**Source data**
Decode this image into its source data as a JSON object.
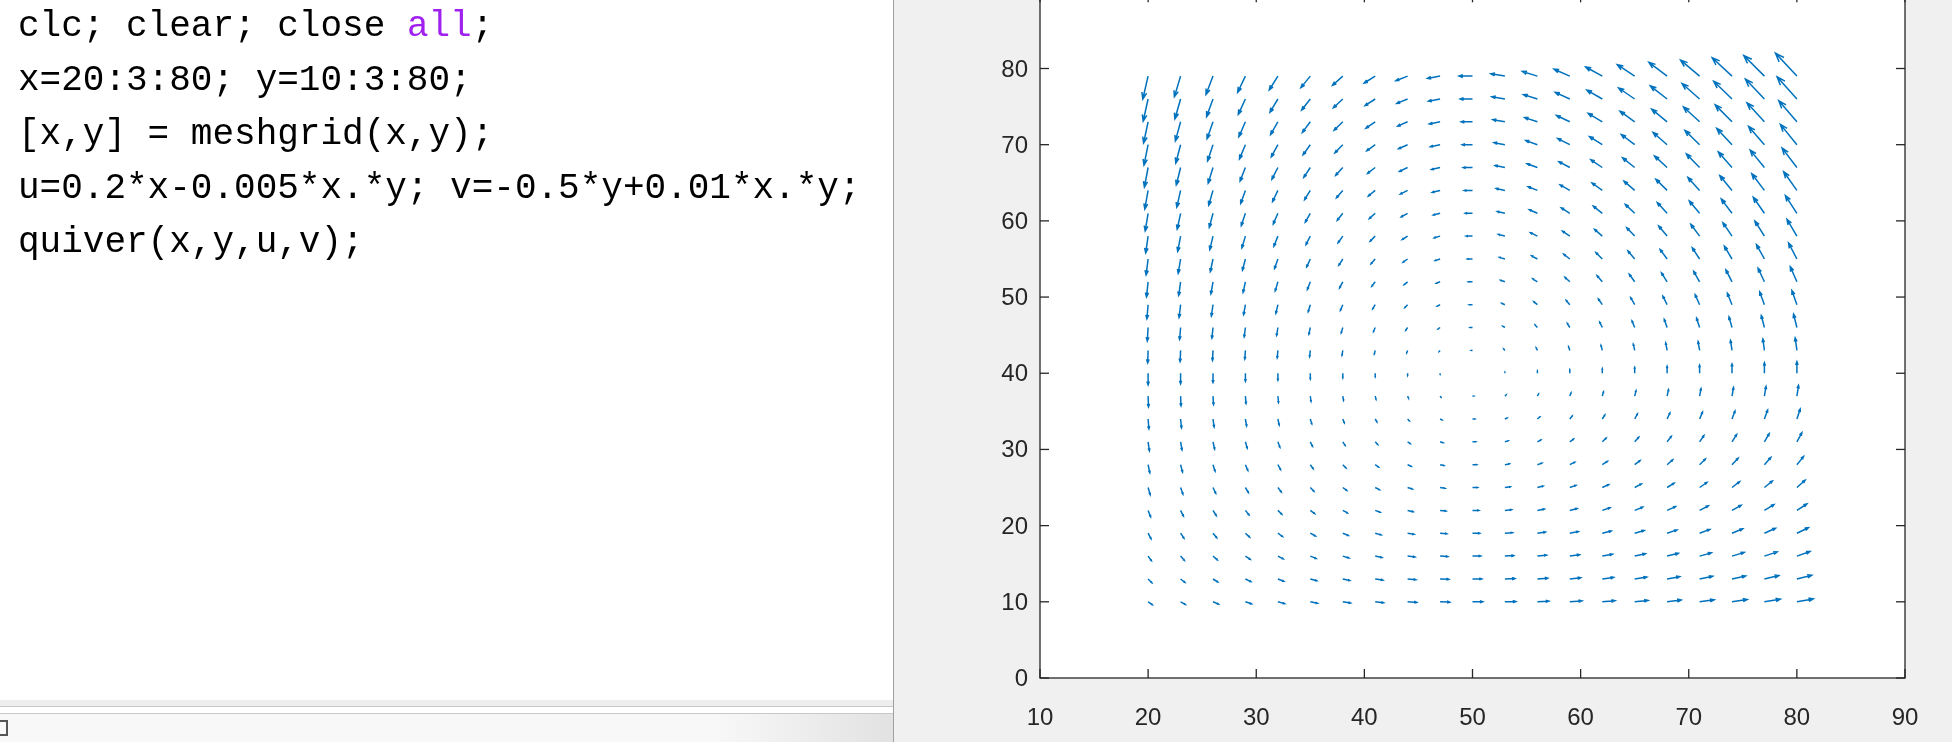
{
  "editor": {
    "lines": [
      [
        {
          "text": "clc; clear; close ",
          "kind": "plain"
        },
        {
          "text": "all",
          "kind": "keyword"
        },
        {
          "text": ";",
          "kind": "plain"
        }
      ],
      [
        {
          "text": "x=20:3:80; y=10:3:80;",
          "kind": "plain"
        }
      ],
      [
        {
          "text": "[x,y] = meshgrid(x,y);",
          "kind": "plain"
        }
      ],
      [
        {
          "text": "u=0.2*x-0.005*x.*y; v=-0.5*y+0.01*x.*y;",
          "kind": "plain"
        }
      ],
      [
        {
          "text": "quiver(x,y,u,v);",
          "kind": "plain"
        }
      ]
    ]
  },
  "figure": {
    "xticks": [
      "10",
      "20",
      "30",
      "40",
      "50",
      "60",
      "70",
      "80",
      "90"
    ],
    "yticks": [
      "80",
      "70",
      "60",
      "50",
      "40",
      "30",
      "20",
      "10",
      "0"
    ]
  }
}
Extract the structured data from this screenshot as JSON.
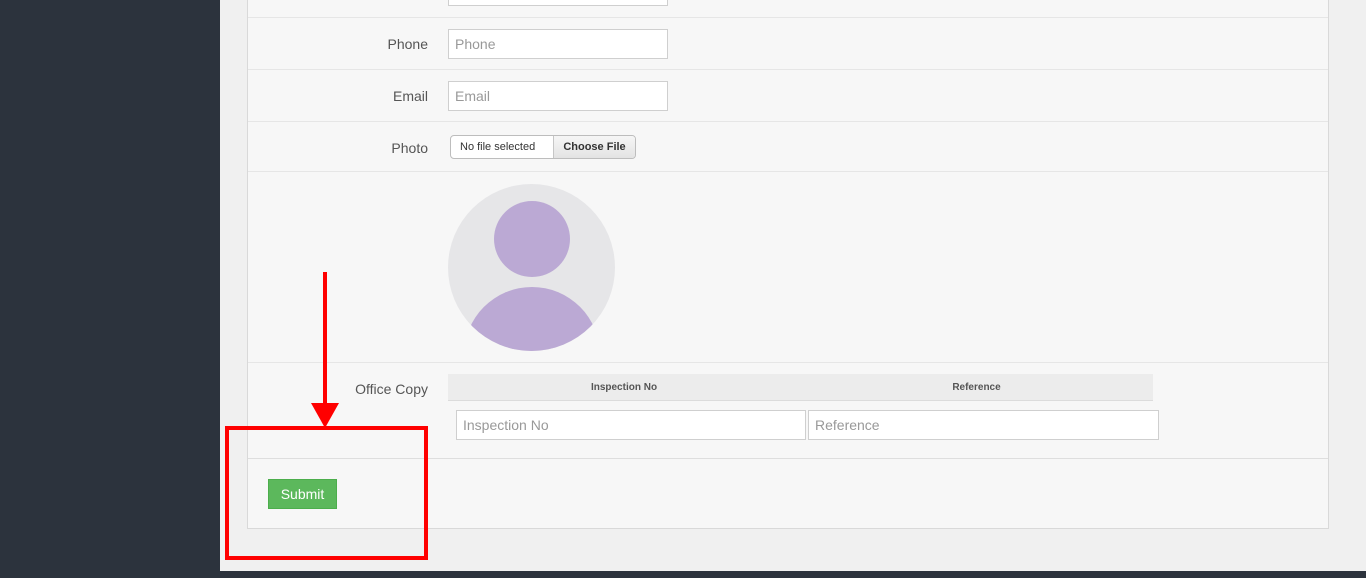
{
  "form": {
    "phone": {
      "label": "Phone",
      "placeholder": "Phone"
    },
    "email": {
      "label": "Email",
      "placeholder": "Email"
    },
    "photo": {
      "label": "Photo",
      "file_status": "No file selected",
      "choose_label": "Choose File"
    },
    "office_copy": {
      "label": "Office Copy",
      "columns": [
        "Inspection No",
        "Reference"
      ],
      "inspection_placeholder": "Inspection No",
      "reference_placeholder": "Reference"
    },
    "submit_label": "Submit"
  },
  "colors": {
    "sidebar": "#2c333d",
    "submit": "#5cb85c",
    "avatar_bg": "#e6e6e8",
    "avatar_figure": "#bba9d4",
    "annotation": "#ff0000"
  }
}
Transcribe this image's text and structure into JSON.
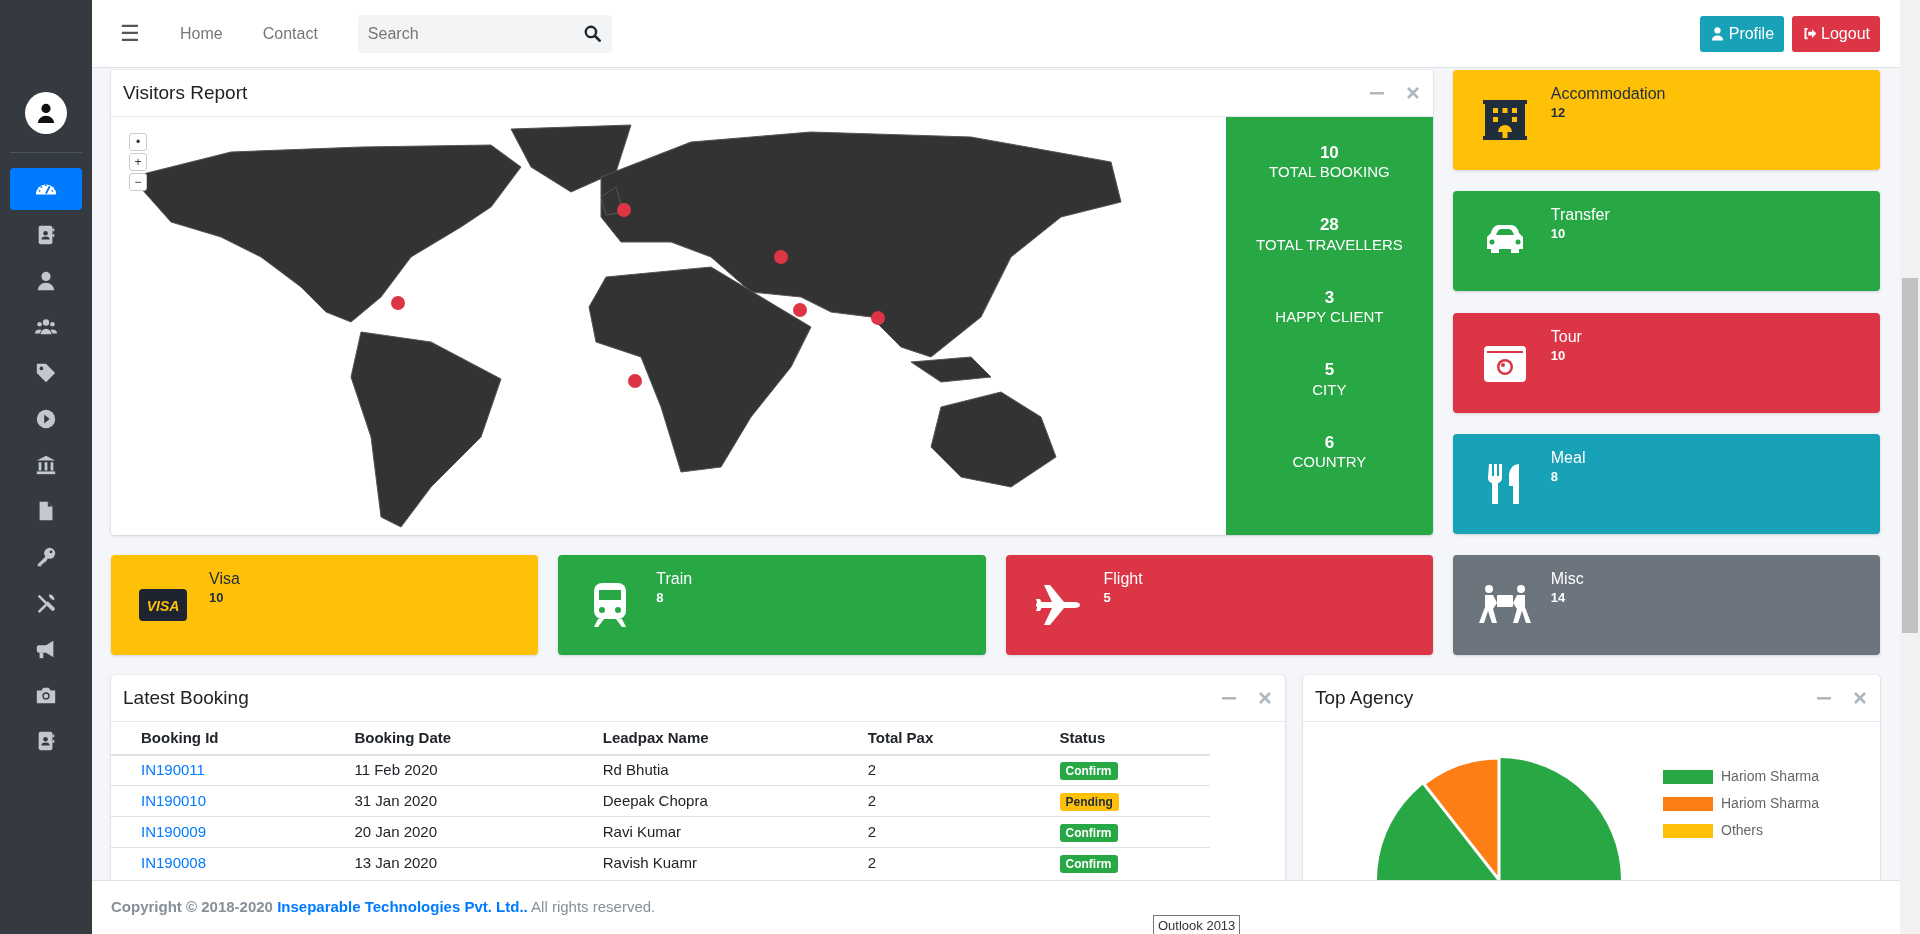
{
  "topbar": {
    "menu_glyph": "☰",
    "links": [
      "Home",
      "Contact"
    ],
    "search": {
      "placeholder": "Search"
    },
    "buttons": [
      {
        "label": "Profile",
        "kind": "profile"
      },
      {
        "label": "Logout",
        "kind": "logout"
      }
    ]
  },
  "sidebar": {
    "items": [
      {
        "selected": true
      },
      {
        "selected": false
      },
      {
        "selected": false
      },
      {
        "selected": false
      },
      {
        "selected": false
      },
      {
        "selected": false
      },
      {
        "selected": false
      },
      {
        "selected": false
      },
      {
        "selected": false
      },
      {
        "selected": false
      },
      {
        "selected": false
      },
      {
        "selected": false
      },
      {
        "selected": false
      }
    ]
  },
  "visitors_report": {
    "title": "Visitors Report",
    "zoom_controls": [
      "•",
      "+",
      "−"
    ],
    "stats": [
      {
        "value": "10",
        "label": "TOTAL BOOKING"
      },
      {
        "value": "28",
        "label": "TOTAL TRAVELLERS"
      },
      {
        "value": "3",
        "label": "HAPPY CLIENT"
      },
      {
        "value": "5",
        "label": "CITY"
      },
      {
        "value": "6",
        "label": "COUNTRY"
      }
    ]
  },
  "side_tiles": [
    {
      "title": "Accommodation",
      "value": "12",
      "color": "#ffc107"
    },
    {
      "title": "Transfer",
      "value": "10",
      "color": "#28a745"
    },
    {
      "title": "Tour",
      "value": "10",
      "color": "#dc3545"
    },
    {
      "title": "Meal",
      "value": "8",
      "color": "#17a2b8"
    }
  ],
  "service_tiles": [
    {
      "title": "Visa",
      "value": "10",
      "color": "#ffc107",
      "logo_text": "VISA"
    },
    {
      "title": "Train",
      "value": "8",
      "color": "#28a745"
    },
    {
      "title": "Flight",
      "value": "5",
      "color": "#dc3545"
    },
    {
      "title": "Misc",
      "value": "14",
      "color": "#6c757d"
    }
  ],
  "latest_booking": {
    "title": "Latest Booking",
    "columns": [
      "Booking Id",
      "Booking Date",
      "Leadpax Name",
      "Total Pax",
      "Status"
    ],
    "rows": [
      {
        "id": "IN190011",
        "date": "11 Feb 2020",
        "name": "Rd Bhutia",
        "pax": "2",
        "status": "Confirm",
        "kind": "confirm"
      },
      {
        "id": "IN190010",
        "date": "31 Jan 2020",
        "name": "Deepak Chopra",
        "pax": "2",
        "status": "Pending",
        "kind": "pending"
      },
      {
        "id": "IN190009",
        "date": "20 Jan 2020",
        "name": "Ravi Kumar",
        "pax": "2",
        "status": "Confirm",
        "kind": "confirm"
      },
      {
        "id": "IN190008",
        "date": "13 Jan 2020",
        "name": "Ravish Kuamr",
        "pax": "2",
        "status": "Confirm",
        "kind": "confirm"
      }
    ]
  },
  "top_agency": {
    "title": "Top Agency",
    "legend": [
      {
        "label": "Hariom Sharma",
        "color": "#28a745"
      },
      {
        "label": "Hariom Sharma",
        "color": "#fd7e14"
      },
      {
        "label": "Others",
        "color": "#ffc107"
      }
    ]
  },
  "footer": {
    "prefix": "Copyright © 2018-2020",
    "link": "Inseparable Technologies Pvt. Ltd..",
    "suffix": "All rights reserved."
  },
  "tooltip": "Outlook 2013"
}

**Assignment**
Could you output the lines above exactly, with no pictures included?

**Answer to the problem**
Decode this image into its source data as a JSON object.
{
  "editor": {
    "lines": [
      [
        {
          "text": "clc; clear; close ",
          "kind": "plain"
        },
        {
          "text": "all",
          "kind": "keyword"
        },
        {
          "text": ";",
          "kind": "plain"
        }
      ],
      [
        {
          "text": "x=20:3:80; y=10:3:80;",
          "kind": "plain"
        }
      ],
      [
        {
          "text": "[x,y] = meshgrid(x,y);",
          "kind": "plain"
        }
      ],
      [
        {
          "text": "u=0.2*x-0.005*x.*y; v=-0.5*y+0.01*x.*y;",
          "kind": "plain"
        }
      ],
      [
        {
          "text": "quiver(x,y,u,v);",
          "kind": "plain"
        }
      ]
    ]
  },
  "figure": {
    "xticks": [
      "10",
      "20",
      "30",
      "40",
      "50",
      "60",
      "70",
      "80",
      "90"
    ],
    "yticks": [
      "80",
      "70",
      "60",
      "50",
      "40",
      "30",
      "20",
      "10",
      "0"
    ]
  }
}
Extract the structured data from this screenshot as JSON.
{
  "form": {
    "phone": {
      "label": "Phone",
      "placeholder": "Phone"
    },
    "email": {
      "label": "Email",
      "placeholder": "Email"
    },
    "photo": {
      "label": "Photo",
      "file_status": "No file selected",
      "choose_label": "Choose File"
    },
    "office_copy": {
      "label": "Office Copy",
      "columns": [
        "Inspection No",
        "Reference"
      ],
      "inspection_placeholder": "Inspection No",
      "reference_placeholder": "Reference"
    },
    "submit_label": "Submit"
  },
  "colors": {
    "sidebar": "#2c333d",
    "submit": "#5cb85c",
    "avatar_bg": "#e6e6e8",
    "avatar_figure": "#bba9d4",
    "annotation": "#ff0000"
  }
}
Transcribe this image's text and structure into JSON.
{
  "topbar": {
    "menu_glyph": "☰",
    "links": [
      "Home",
      "Contact"
    ],
    "search": {
      "placeholder": "Search"
    },
    "buttons": [
      {
        "label": "Profile",
        "kind": "profile"
      },
      {
        "label": "Logout",
        "kind": "logout"
      }
    ]
  },
  "sidebar": {
    "items": [
      {
        "selected": true
      },
      {
        "selected": false
      },
      {
        "selected": false
      },
      {
        "selected": false
      },
      {
        "selected": false
      },
      {
        "selected": false
      },
      {
        "selected": false
      },
      {
        "selected": false
      },
      {
        "selected": false
      },
      {
        "selected": false
      },
      {
        "selected": false
      },
      {
        "selected": false
      },
      {
        "selected": false
      }
    ]
  },
  "visitors_report": {
    "title": "Visitors Report",
    "zoom_controls": [
      "•",
      "+",
      "−"
    ],
    "stats": [
      {
        "value": "10",
        "label": "TOTAL BOOKING"
      },
      {
        "value": "28",
        "label": "TOTAL TRAVELLERS"
      },
      {
        "value": "3",
        "label": "HAPPY CLIENT"
      },
      {
        "value": "5",
        "label": "CITY"
      },
      {
        "value": "6",
        "label": "COUNTRY"
      }
    ]
  },
  "side_tiles": [
    {
      "title": "Accommodation",
      "value": "12",
      "color": "#ffc107"
    },
    {
      "title": "Transfer",
      "value": "10",
      "color": "#28a745"
    },
    {
      "title": "Tour",
      "value": "10",
      "color": "#dc3545"
    },
    {
      "title": "Meal",
      "value": "8",
      "color": "#17a2b8"
    }
  ],
  "service_tiles": [
    {
      "title": "Visa",
      "value": "10",
      "color": "#ffc107",
      "logo_text": "VISA"
    },
    {
      "title": "Train",
      "value": "8",
      "color": "#28a745"
    },
    {
      "title": "Flight",
      "value": "5",
      "color": "#dc3545"
    },
    {
      "title": "Misc",
      "value": "14",
      "color": "#6c757d"
    }
  ],
  "latest_booking": {
    "title": "Latest Booking",
    "columns": [
      "Booking Id",
      "Booking Date",
      "Leadpax Name",
      "Total Pax",
      "Status"
    ],
    "rows": [
      {
        "id": "IN190011",
        "date": "11 Feb 2020",
        "name": "Rd Bhutia",
        "pax": "2",
        "status": "Confirm",
        "kind": "confirm"
      },
      {
        "id": "IN190010",
        "date": "31 Jan 2020",
        "name": "Deepak Chopra",
        "pax": "2",
        "status": "Pending",
        "kind": "pending"
      },
      {
        "id": "IN190009",
        "date": "20 Jan 2020",
        "name": "Ravi Kumar",
        "pax": "2",
        "status": "Confirm",
        "kind": "confirm"
      },
      {
        "id": "IN190008",
        "date": "13 Jan 2020",
        "name": "Ravish Kuamr",
        "pax": "2",
        "status": "Confirm",
        "kind": "confirm"
      }
    ]
  },
  "top_agency": {
    "title": "Top Agency",
    "legend": [
      {
        "label": "Hariom Sharma",
        "color": "#28a745"
      },
      {
        "label": "Hariom Sharma",
        "color": "#fd7e14"
      },
      {
        "label": "Others",
        "color": "#ffc107"
      }
    ]
  },
  "footer": {
    "prefix": "Copyright © 2018-2020",
    "link": "Inseparable Technologies Pvt. Ltd..",
    "suffix": "All rights reserved."
  },
  "tooltip": "Outlook 2013"
}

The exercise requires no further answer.